“Given Microsoft’s enormous financial interest in keeping the gate closed to the public, OpenAI, Inc.’s new captured, conflicted and compliant board will have every reason to delay ever making a finding that OpenAI has attained A.G.I.,” the complaint reads. “To the contrary, OpenAI’s attainment of A.G.I., like ‘Tomorrow’ in ‘Annie,’ will always be a day away.”

It's not the worst argument! You probably can't let OpenAI and Microsoft decide this given their bias and conflicts here. But you also can't let Musk decide given his bias and conflicts here. So again, that jury may get to decide...

Anyway, back to the broader argument, look I'm no lawyer and this is all rather complicated and nuanced, but I'll go ahead and quote a lawyer here:

Brian Quinn, a law professor at Boston College, said that Mr. Musk’s complaint made a compelling case that OpenAI had abandoned its roots. But, he said, Mr. Musk probably does not have the standing to bring it, because nonprofit law limits challenges of this type to those made by a nonprofit’s dues-paying members, its own directors or state regulators in Delaware, where OpenAI is registered.
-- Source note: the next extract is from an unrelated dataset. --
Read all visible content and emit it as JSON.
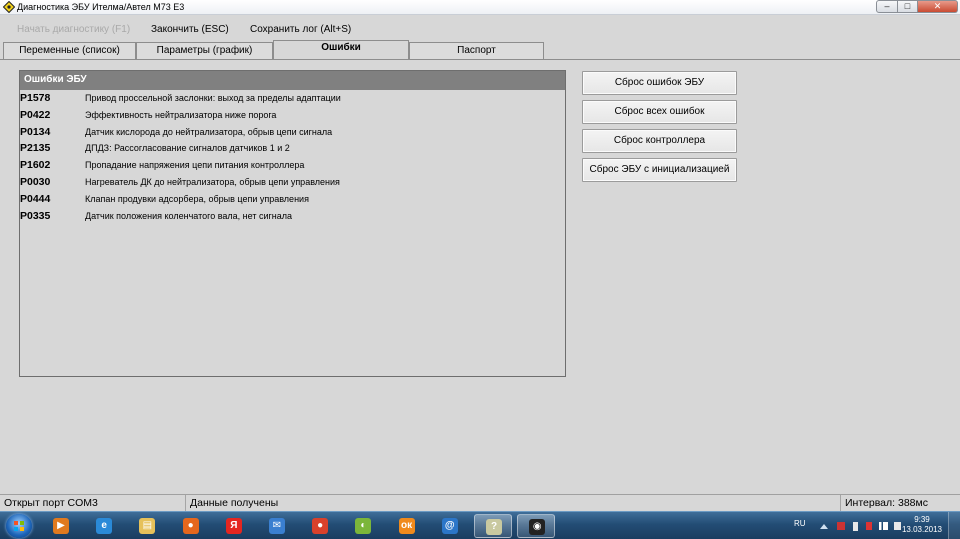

“If he were a member of the board of directors, I would say, ‘Ooh, strong case.’ If this was filed by the Delaware secretary of state, I would say, ‘Ooh they’re in trouble,’” Mr. Quinn said. “But he doesn’t have standing. He doesn’t have a case.”

If only there were some former, pissed-off ex-directors of OpenAI out there...